The lottery is a game in which players pay a small amount of money to participate in a drawing for a large sum of money or goods. Typically, the prize pool is divided into many smaller prizes, and winning numbers are selected by chance. Some governments regulate the lottery while others endorse it and provide incentives to play, such as tax breaks. The odds of winning are usually low, but winning big is still possible.
In the United States, state-run lotteries are common. The prizes vary, but most are cash or merchandise. Some are sold in stores, while others are played online. In addition to the prize, a portion of the pool is used for costs such as marketing and administration. The remaining funds are distributed to winners. Some states also use the lottery to raise revenue for education, social services, and other public purposes.

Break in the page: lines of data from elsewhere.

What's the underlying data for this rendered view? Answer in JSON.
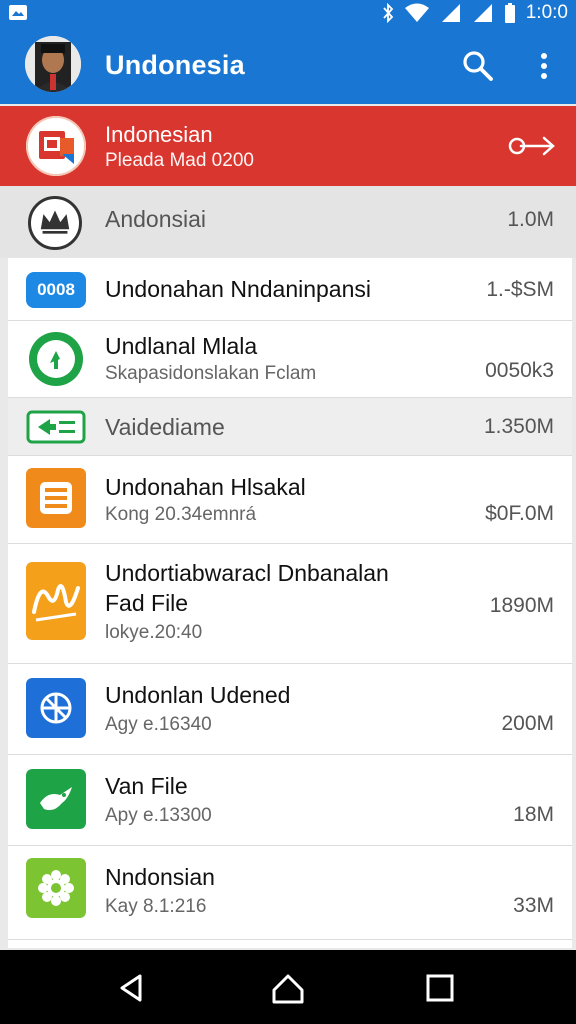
{
  "status_bar": {
    "time": "1:0:0",
    "icons": [
      "image-notification-icon",
      "bluetooth-icon",
      "wifi-icon",
      "signal-icon",
      "signal-icon",
      "battery-icon"
    ]
  },
  "app_bar": {
    "title": "Undonesia",
    "icons": [
      "avatar",
      "search-icon",
      "more-vert-icon"
    ]
  },
  "promo": {
    "title": "Indonesian",
    "subtitle": "Pleada Mad 0200",
    "action_icon": "share-arrow-icon"
  },
  "summary": {
    "label": "Andonsiai",
    "size": "1.0M"
  },
  "items": [
    {
      "icon_text": "0008",
      "name": "Undonahan Nndaninpansi",
      "sub": "",
      "size": "1.-$SM",
      "icon": "code-icon"
    },
    {
      "name": "Undlanal Mlala",
      "sub": "Skapasidonslakan Fclam",
      "size": "0050k3",
      "icon": "refresh-icon"
    },
    {
      "name": "Vaidediame",
      "sub": "",
      "size": "1.350M",
      "icon": "exit-icon"
    },
    {
      "name": "Undonahan Hlsakal",
      "sub": "Kong 20.34emnrá",
      "size": "$0F.0M",
      "icon": "document-icon"
    },
    {
      "name": "Undortiabwaracl Dnbanalan",
      "name2": "Fad File",
      "sub": "lokye.20:40",
      "size": "1890M",
      "icon": "signature-icon"
    },
    {
      "name": "Undonlan Udened",
      "sub": "Agy e.16340",
      "size": "200M",
      "icon": "globe-icon"
    },
    {
      "name": "Van File",
      "sub": "Apy e.13300",
      "size": "18M",
      "icon": "bird-icon"
    },
    {
      "name": "Nndonsian",
      "sub": "Kay 8.1:216",
      "size": "33M",
      "icon": "gear-icon"
    }
  ],
  "colors": {
    "primary": "#1976d2",
    "promo": "#d9362f",
    "blue_icon": "#1e88e5",
    "green": "#1fa347",
    "orange": "#f08a1a",
    "lime": "#7cc431"
  },
  "nav": [
    "back-icon",
    "home-icon",
    "recents-icon"
  ]
}
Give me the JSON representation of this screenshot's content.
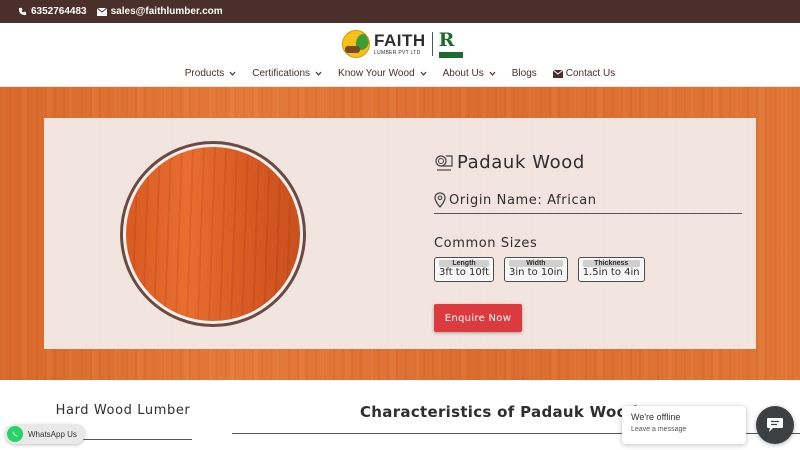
{
  "topbar": {
    "phone": "6352764483",
    "email": "sales@faithlumber.com"
  },
  "logo": {
    "name": "FAITH",
    "subtitle": "LUMBER PVT LTD"
  },
  "nav": [
    {
      "label": "Products",
      "has_dropdown": true
    },
    {
      "label": "Certifications",
      "has_dropdown": true
    },
    {
      "label": "Know Your Wood",
      "has_dropdown": true
    },
    {
      "label": "About Us",
      "has_dropdown": true
    },
    {
      "label": "Blogs",
      "has_dropdown": false
    },
    {
      "label": "Contact Us",
      "has_dropdown": false,
      "icon": "envelope-icon"
    }
  ],
  "product": {
    "title": "Padauk Wood",
    "origin": "Origin Name: African",
    "sizes_heading": "Common Sizes",
    "sizes": [
      {
        "label": "Length",
        "value": "3ft to 10ft"
      },
      {
        "label": "Width",
        "value": "3in to 10in"
      },
      {
        "label": "Thickness",
        "value": "1.5in to 4in"
      }
    ],
    "cta": "Enquire Now"
  },
  "sections": {
    "sidebar_title": "Hard Wood Lumber",
    "main_title": "Characteristics of Padauk Wood"
  },
  "whatsapp": {
    "label": "WhatsApp Us"
  },
  "chat": {
    "status": "We're offline",
    "action": "Leave a message"
  },
  "colors": {
    "topbar": "#4b2f2a",
    "accent_red": "#db3a3f",
    "wood_orange": "#e07636",
    "whatsapp_green": "#25d366"
  }
}
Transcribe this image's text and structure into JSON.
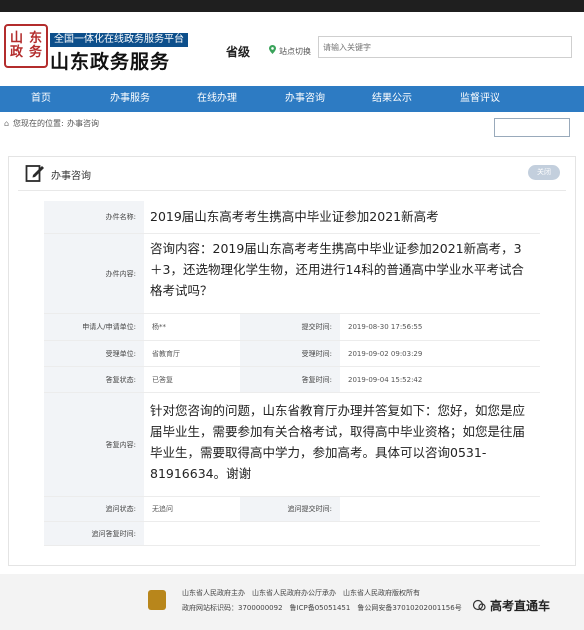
{
  "header": {
    "logo_glyphs": [
      "山",
      "东",
      "政",
      "务"
    ],
    "tagline": "全国一体化在线政务服务平台",
    "site_name": "山东政务服务",
    "province": "省级",
    "site_switch": "站点切换",
    "search_placeholder": "请输入关键字"
  },
  "nav": {
    "items": [
      "首页",
      "办事服务",
      "在线办理",
      "办事咨询",
      "结果公示",
      "监督评议"
    ]
  },
  "breadcrumb": {
    "label": "您现在的位置:",
    "current": "办事咨询"
  },
  "panel": {
    "title": "办事咨询",
    "back_label": "关闭"
  },
  "detail": {
    "item_name_label": "办件名称:",
    "item_name": "2019届山东高考考生携高中毕业证参加2021新高考",
    "content_label": "办件内容:",
    "content": "咨询内容：2019届山东高考考生携高中毕业证参加2021新高考，3＋3，还选物理化学生物，还用进行14科的普通高中学业水平考试合格考试吗？",
    "applicant_label": "申请人/申请单位:",
    "applicant": "杨**",
    "submit_time_label": "提交时间:",
    "submit_time": "2019-08-30 17:56:55",
    "accept_unit_label": "受理单位:",
    "accept_unit": "省教育厅",
    "accept_time_label": "受理时间:",
    "accept_time": "2019-09-02 09:03:29",
    "reply_status_label": "答复状态:",
    "reply_status": "已答复",
    "reply_time_label": "答复时间:",
    "reply_time": "2019-09-04 15:52:42",
    "reply_content_label": "答复内容:",
    "reply_content": "针对您咨询的问题，山东省教育厅办理并答复如下：您好，如您是应届毕业生，需要参加有关合格考试，取得高中毕业资格；如您是往届毕业生，需要取得高中学力，参加高考。具体可以咨询0531-81916634。谢谢",
    "followup_status_label": "追问状态:",
    "followup_status": "无追问",
    "followup_submit_label": "追问提交时间:",
    "followup_submit": "",
    "followup_reply_label": "追问答复时间:",
    "followup_reply": ""
  },
  "footer": {
    "line1": "山东省人民政府主办　山东省人民政府办公厅承办　山东省人民政府版权所有",
    "line2": "政府网站标识码：3700000092　鲁ICP备05051451　鲁公网安备37010202001156号",
    "wechat_name": "高考直通车"
  },
  "colors": {
    "nav_blue": "#2d7bc3",
    "brand_dark_blue": "#0d4f8b",
    "seal_red": "#b32c2c"
  }
}
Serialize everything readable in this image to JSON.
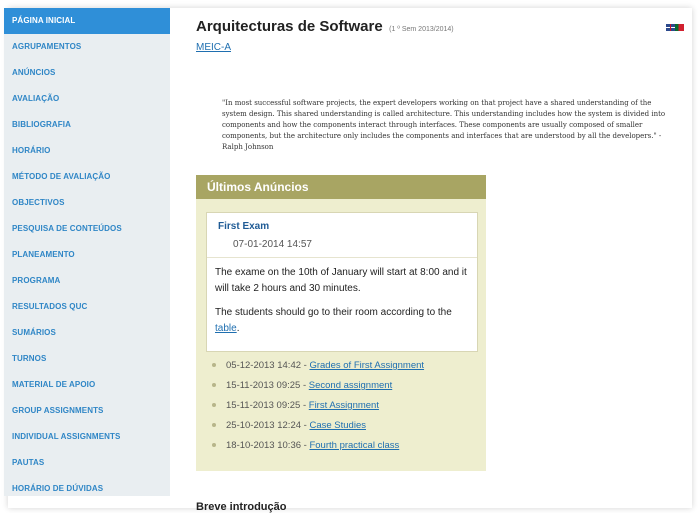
{
  "sidebar": {
    "items": [
      {
        "label": "PÁGINA INICIAL",
        "active": true
      },
      {
        "label": "AGRUPAMENTOS"
      },
      {
        "label": "ANÚNCIOS"
      },
      {
        "label": "AVALIAÇÃO"
      },
      {
        "label": "BIBLIOGRAFIA"
      },
      {
        "label": "HORÁRIO"
      },
      {
        "label": "MÉTODO DE AVALIAÇÃO"
      },
      {
        "label": "OBJECTIVOS"
      },
      {
        "label": "PESQUISA DE CONTEÚDOS"
      },
      {
        "label": "PLANEAMENTO"
      },
      {
        "label": "PROGRAMA"
      },
      {
        "label": "RESULTADOS QUC"
      },
      {
        "label": "SUMÁRIOS"
      },
      {
        "label": "TURNOS"
      },
      {
        "label": "MATERIAL DE APOIO"
      },
      {
        "label": "GROUP ASSIGNMENTS"
      },
      {
        "label": "INDIVIDUAL ASSIGNMENTS"
      },
      {
        "label": "PAUTAS"
      },
      {
        "label": "HORÁRIO DE DÚVIDAS"
      }
    ]
  },
  "header": {
    "title": "Arquitecturas de Software",
    "subtitle": "(1 º Sem 2013/2014)",
    "course_link": "MEIC-A"
  },
  "quote": "\"In most successful software projects, the expert developers working on that project have a shared understanding of the system design. This shared understanding is called architecture. This understanding includes how the system is divided into components and how the components interact through interfaces. These components are usually composed of smaller components, but the architecture only includes the components and interfaces that are understood by all the developers.\" - Ralph Johnson",
  "announcements": {
    "header": "Últimos Anúncios",
    "featured": {
      "title": "First Exam",
      "date": "07-01-2014 14:57",
      "body_1": "The exame on the 10th of January will start at 8:00 and it will take 2 hours and 30 minutes.",
      "body_2_prefix": "The students should go to their room according to the ",
      "body_2_link": "table",
      "body_2_suffix": "."
    },
    "list": [
      {
        "date": "05-12-2013 14:42",
        "title": "Grades of First Assignment"
      },
      {
        "date": "15-11-2013 09:25",
        "title": "Second assignment"
      },
      {
        "date": "15-11-2013 09:25",
        "title": "First Assignment"
      },
      {
        "date": "25-10-2013 12:24",
        "title": "Case Studies"
      },
      {
        "date": "18-10-2013 10:36",
        "title": "Fourth practical class"
      }
    ]
  },
  "section": {
    "title": "Breve introdução"
  },
  "colors": {
    "accent": "#2f8fd8",
    "sidebar_bg": "#e9eef1",
    "announce_header": "#a8a563",
    "announce_bg": "#eeeecf"
  }
}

Historically, lottery profits have provided a major source of funding for public projects, such as roads and canals. In addition, they have paid for ecclesiastical and civil services, including the construction of churches. Some states have even used the lottery to fund military and civil defense. During the seventeenth century, lottery proceeds supported colonial governments as well. It is easy to see why the lottery was popular in America, a nation that adamantly opposed taxes but desperately needed money for public works.
As Cohen explains, the popularity of the lottery coincided with a decline in economic security for most Americans. The nineteen-seventies and ’eighties saw a growing gap between rich and poor, the loss of pensions and job security, and the erosion of the national promise that hard work and education would allow children to do better than their parents.
People who play the lottery often choose numbers based on personal relationships or events. Clotfelter explains that this is a bad strategy, since these numbers tend to have patterns that are repeated over time. Instead, she recommends choosing random numbers that are not close together, as other people will likely pick the same ones. She also suggests buying more tickets, as this increases the chances of winning. In addition, she recommends avoiding numbers that have sentimental value, such as birthdays or anniversaries. This can lead to disappointment if the numbers do not turn out as expected. Lastly, she advises people to treat the lottery as entertainment and not as an investment. This will help them to avoid overspending.